Is your goal to be an investor, and a long term player? If yes, this is a good deal: very high leverage, good income relative to price, provided you get steady tenants, and good cash-on-cash return. But you need to be a long term player to see the fruits of your labor. Real estate is all about slow, steady, appreciation, not massive cash flow....it's in equity growth, that's where the money is at. Your liquidity in a 3 or 4 unit, especially in Greenville, over the short term, is poor. But as long as you are a long term player, this shouldn't bother you.
On the other hand, if your goal is home ownership first and foremost, not being a landlord, stick with a condo and cash out the equity growth in 5 years and park that equity into a nice big house down the road. Hope this helps.
I would make the same suggestion that was made to me 30 years ago before I bought my first house (as a 27 year old single manager). Visit the neighborhood at different times of the day: in the morning when people are leaving for work, in the afternoon when people are getting home, and in the evening. This has to be a personal decision, not based on what you've read or heard from others. You'll also see first hand what the traffic is like. (Do the fire engines drive by all the time? Blasting the horns...)

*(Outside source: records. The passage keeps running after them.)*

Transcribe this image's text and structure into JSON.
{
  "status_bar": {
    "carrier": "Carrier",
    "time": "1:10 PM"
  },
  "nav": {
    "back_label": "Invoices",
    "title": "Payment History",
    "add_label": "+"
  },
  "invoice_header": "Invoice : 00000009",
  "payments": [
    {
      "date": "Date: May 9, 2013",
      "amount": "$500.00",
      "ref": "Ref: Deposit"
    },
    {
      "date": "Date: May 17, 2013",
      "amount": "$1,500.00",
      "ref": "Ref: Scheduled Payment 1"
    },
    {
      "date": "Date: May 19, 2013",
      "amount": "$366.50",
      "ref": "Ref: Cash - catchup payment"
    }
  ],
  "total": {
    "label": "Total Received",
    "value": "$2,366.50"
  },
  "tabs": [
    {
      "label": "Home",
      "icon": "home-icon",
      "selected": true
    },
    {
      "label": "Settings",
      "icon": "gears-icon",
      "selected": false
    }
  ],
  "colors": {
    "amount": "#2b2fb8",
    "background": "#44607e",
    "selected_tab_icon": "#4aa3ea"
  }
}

I think you should check to see if the house you're considering is a legal 2-family or a 3-family. If it's only 3 years old, I'd be very surprised if it is a legal 3-family. The Americans With Disabilities Act mandates that, in newly constructed houses with more than 2 units, all units must be handicap-accessible. Unless the house is a total rehab of an older 3-family house, and, thus grandfathered, it is most likely a 2-family. If you are expecting to get a loan with only 3 % down, you will be required to live in the property. And the 3rd apartment is probably an illegal apartment. Many MANY of this style of house has what's called a "bonus" apartment. It's ideal for an extended family. but not legal to rent out, and, thus the rental income can't be counted as income for your mortgage qualification. You should ask your agent, loan officer, and real estate attorney to explain this to you and how it relates to your personal situation. I'm not suggesting that these bonus apartments aren't rented out; it's just not legal and could cause great problems later.
Joan Prout, MBA
RE/MAX Villa REALTORS
Jersey City, NJ